■ Data provided:
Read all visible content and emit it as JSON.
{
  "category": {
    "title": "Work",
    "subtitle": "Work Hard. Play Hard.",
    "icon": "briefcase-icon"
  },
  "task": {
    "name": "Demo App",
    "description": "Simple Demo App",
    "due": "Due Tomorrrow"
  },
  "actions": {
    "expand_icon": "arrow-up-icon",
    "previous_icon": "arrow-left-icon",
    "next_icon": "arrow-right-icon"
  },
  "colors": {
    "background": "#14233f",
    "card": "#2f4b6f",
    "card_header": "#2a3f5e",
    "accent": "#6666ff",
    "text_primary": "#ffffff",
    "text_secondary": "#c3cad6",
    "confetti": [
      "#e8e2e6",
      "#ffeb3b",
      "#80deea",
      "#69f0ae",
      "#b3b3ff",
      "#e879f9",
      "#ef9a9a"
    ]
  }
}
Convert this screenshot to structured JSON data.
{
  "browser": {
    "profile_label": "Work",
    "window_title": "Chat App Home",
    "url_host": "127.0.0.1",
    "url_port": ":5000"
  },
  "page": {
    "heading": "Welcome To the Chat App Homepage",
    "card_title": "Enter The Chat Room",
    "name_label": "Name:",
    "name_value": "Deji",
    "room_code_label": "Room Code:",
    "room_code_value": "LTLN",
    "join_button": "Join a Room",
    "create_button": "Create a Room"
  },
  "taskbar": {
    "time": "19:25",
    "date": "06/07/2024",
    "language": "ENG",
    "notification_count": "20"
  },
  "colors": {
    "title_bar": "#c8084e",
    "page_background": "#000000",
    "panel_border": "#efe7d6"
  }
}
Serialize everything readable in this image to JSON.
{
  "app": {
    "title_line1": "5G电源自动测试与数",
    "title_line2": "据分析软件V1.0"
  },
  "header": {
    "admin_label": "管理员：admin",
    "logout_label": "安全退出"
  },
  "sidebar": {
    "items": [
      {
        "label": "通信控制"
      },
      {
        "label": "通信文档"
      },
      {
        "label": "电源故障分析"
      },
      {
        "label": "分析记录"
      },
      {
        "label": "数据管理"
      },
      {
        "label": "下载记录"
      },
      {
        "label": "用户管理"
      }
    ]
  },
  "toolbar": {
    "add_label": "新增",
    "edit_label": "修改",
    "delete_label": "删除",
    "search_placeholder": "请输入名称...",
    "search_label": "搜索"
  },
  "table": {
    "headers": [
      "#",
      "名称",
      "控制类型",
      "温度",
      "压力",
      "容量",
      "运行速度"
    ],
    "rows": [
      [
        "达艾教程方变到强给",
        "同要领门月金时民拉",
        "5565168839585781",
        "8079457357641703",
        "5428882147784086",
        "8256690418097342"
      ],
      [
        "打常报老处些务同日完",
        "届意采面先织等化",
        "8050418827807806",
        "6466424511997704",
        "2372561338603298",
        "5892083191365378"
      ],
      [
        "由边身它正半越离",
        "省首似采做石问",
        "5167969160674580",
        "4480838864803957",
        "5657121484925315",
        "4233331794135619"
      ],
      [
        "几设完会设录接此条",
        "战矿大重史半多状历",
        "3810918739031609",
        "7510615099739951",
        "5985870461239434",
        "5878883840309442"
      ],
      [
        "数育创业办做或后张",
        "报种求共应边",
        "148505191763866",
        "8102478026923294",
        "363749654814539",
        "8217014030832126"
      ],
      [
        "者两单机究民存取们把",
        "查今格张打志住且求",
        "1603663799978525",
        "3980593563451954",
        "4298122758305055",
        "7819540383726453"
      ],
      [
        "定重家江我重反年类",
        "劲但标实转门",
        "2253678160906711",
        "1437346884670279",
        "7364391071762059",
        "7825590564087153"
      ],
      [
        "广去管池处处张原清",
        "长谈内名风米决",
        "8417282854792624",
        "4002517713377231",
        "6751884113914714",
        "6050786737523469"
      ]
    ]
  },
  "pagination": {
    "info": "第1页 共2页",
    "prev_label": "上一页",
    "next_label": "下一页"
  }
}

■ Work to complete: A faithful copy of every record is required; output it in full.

■ Response to this task:
Read all visible content and emit it as JSON.
{
  "category": {
    "title": "Work",
    "subtitle": "Work Hard. Play Hard.",
    "icon": "briefcase-icon"
  },
  "task": {
    "name": "Demo App",
    "description": "Simple Demo App",
    "due": "Due Tomorrrow"
  },
  "actions": {
    "expand_icon": "arrow-up-icon",
    "previous_icon": "arrow-left-icon",
    "next_icon": "arrow-right-icon"
  },
  "colors": {
    "background": "#14233f",
    "card": "#2f4b6f",
    "card_header": "#2a3f5e",
    "accent": "#6666ff",
    "text_primary": "#ffffff",
    "text_secondary": "#c3cad6",
    "confetti": [
      "#e8e2e6",
      "#ffeb3b",
      "#80deea",
      "#69f0ae",
      "#b3b3ff",
      "#e879f9",
      "#ef9a9a"
    ]
  }
}
Convert this screenshot to structured JSON data.
{
  "browser": {
    "profile_label": "Work",
    "window_title": "Chat App Home",
    "url_host": "127.0.0.1",
    "url_port": ":5000"
  },
  "page": {
    "heading": "Welcome To the Chat App Homepage",
    "card_title": "Enter The Chat Room",
    "name_label": "Name:",
    "name_value": "Deji",
    "room_code_label": "Room Code:",
    "room_code_value": "LTLN",
    "join_button": "Join a Room",
    "create_button": "Create a Room"
  },
  "taskbar": {
    "time": "19:25",
    "date": "06/07/2024",
    "language": "ENG",
    "notification_count": "20"
  },
  "colors": {
    "title_bar": "#c8084e",
    "page_background": "#000000",
    "panel_border": "#efe7d6"
  }
}
Serialize everything readable in this image to JSON.
{
  "app": {
    "title_line1": "5G电源自动测试与数",
    "title_line2": "据分析软件V1.0"
  },
  "header": {
    "admin_label": "管理员：admin",
    "logout_label": "安全退出"
  },
  "sidebar": {
    "items": [
      {
        "label": "通信控制"
      },
      {
        "label": "通信文档"
      },
      {
        "label": "电源故障分析"
      },
      {
        "label": "分析记录"
      },
      {
        "label": "数据管理"
      },
      {
        "label": "下载记录"
      },
      {
        "label": "用户管理"
      }
    ]
  },
  "toolbar": {
    "add_label": "新增",
    "edit_label": "修改",
    "delete_label": "删除",
    "search_placeholder": "请输入名称...",
    "search_label": "搜索"
  },
  "table": {
    "headers": [
      "#",
      "名称",
      "控制类型",
      "温度",
      "压力",
      "容量",
      "运行速度"
    ],
    "rows": [
      [
        "达艾教程方变到强给",
        "同要领门月金时民拉",
        "5565168839585781",
        "8079457357641703",
        "5428882147784086",
        "8256690418097342"
      ],
      [
        "打常报老处些务同日完",
        "届意采面先织等化",
        "8050418827807806",
        "6466424511997704",
        "2372561338603298",
        "5892083191365378"
      ],
      [
        "由边身它正半越离",
        "省首似采做石问",
        "5167969160674580",
        "4480838864803957",
        "5657121484925315",
        "4233331794135619"
      ],
      [
        "几设完会设录接此条",
        "战矿大重史半多状历",
        "3810918739031609",
        "7510615099739951",
        "5985870461239434",
        "5878883840309442"
      ],
      [
        "数育创业办做或后张",
        "报种求共应边",
        "148505191763866",
        "8102478026923294",
        "363749654814539",
        "8217014030832126"
      ],
      [
        "者两单机究民存取们把",
        "查今格张打志住且求",
        "1603663799978525",
        "3980593563451954",
        "4298122758305055",
        "7819540383726453"
      ],
      [
        "定重家江我重反年类",
        "劲但标实转门",
        "2253678160906711",
        "1437346884670279",
        "7364391071762059",
        "7825590564087153"
      ],
      [
        "广去管池处处张原清",
        "长谈内名风米决",
        "8417282854792624",
        "4002517713377231",
        "6751884113914714",
        "6050786737523469"
      ]
    ]
  },
  "pagination": {
    "info": "第1页 共2页",
    "prev_label": "上一页",
    "next_label": "下一页"
  }
}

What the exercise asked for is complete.